▸ **PROBLEM REQUIREMENTS**:
Nothing in the records may change. Print them all again.

▸ **MATERIAL SHOWN**:
▬▬▬▬▬▬

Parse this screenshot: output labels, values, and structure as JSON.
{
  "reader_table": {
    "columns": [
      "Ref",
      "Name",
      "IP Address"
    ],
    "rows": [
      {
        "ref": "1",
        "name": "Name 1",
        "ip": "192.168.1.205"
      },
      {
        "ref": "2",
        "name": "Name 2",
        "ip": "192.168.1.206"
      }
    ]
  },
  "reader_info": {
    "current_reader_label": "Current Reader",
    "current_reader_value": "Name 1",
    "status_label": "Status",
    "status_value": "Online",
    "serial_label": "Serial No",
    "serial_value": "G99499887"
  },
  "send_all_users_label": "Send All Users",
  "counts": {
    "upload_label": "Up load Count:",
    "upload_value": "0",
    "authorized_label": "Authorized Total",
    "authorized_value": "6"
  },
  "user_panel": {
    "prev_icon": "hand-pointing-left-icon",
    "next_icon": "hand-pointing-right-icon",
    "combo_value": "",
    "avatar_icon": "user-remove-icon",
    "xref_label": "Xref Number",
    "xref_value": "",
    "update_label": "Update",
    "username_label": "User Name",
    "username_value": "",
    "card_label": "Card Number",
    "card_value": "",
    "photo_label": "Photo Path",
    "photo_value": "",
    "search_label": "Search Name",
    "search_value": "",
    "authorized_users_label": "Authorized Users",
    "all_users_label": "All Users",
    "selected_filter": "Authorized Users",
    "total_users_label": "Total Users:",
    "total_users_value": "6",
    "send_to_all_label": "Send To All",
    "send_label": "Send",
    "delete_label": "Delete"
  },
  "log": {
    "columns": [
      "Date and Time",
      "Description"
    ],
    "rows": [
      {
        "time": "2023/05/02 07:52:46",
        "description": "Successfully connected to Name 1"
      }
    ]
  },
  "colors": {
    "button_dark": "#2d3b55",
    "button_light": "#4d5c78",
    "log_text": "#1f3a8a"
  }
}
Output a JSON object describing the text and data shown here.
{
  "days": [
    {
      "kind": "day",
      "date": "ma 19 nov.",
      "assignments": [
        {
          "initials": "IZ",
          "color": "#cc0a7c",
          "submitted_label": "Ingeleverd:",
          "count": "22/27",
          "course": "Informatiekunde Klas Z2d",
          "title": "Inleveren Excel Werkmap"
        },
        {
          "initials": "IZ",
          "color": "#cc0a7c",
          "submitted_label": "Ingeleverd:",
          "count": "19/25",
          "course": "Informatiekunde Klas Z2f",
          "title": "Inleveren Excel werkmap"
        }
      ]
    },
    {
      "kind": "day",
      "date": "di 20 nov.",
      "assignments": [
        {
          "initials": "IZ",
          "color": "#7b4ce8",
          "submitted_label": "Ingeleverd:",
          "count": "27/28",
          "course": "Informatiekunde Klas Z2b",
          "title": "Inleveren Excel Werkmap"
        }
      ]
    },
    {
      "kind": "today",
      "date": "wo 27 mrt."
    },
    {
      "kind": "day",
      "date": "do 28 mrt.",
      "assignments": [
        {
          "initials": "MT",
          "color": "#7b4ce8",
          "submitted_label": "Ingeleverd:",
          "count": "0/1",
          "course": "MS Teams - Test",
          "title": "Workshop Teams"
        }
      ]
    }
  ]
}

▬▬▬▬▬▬

▸ **SOLUTION TO THIS PROBLEM**:
Parse this screenshot: output labels, values, and structure as JSON.
{
  "reader_table": {
    "columns": [
      "Ref",
      "Name",
      "IP Address"
    ],
    "rows": [
      {
        "ref": "1",
        "name": "Name 1",
        "ip": "192.168.1.205"
      },
      {
        "ref": "2",
        "name": "Name 2",
        "ip": "192.168.1.206"
      }
    ]
  },
  "reader_info": {
    "current_reader_label": "Current Reader",
    "current_reader_value": "Name 1",
    "status_label": "Status",
    "status_value": "Online",
    "serial_label": "Serial No",
    "serial_value": "G99499887"
  },
  "send_all_users_label": "Send All Users",
  "counts": {
    "upload_label": "Up load Count:",
    "upload_value": "0",
    "authorized_label": "Authorized Total",
    "authorized_value": "6"
  },
  "user_panel": {
    "prev_icon": "hand-pointing-left-icon",
    "next_icon": "hand-pointing-right-icon",
    "combo_value": "",
    "avatar_icon": "user-remove-icon",
    "xref_label": "Xref Number",
    "xref_value": "",
    "update_label": "Update",
    "username_label": "User Name",
    "username_value": "",
    "card_label": "Card Number",
    "card_value": "",
    "photo_label": "Photo Path",
    "photo_value": "",
    "search_label": "Search Name",
    "search_value": "",
    "authorized_users_label": "Authorized Users",
    "all_users_label": "All Users",
    "selected_filter": "Authorized Users",
    "total_users_label": "Total Users:",
    "total_users_value": "6",
    "send_to_all_label": "Send To All",
    "send_label": "Send",
    "delete_label": "Delete"
  },
  "log": {
    "columns": [
      "Date and Time",
      "Description"
    ],
    "rows": [
      {
        "time": "2023/05/02 07:52:46",
        "description": "Successfully connected to Name 1"
      }
    ]
  },
  "colors": {
    "button_dark": "#2d3b55",
    "button_light": "#4d5c78",
    "log_text": "#1f3a8a"
  }
}
Output a JSON object describing the text and data shown here.
{
  "days": [
    {
      "kind": "day",
      "date": "ma 19 nov.",
      "assignments": [
        {
          "initials": "IZ",
          "color": "#cc0a7c",
          "submitted_label": "Ingeleverd:",
          "count": "22/27",
          "course": "Informatiekunde Klas Z2d",
          "title": "Inleveren Excel Werkmap"
        },
        {
          "initials": "IZ",
          "color": "#cc0a7c",
          "submitted_label": "Ingeleverd:",
          "count": "19/25",
          "course": "Informatiekunde Klas Z2f",
          "title": "Inleveren Excel werkmap"
        }
      ]
    },
    {
      "kind": "day",
      "date": "di 20 nov.",
      "assignments": [
        {
          "initials": "IZ",
          "color": "#7b4ce8",
          "submitted_label": "Ingeleverd:",
          "count": "27/28",
          "course": "Informatiekunde Klas Z2b",
          "title": "Inleveren Excel Werkmap"
        }
      ]
    },
    {
      "kind": "today",
      "date": "wo 27 mrt."
    },
    {
      "kind": "day",
      "date": "do 28 mrt.",
      "assignments": [
        {
          "initials": "MT",
          "color": "#7b4ce8",
          "submitted_label": "Ingeleverd:",
          "count": "0/1",
          "course": "MS Teams - Test",
          "title": "Workshop Teams"
        }
      ]
    }
  ]
}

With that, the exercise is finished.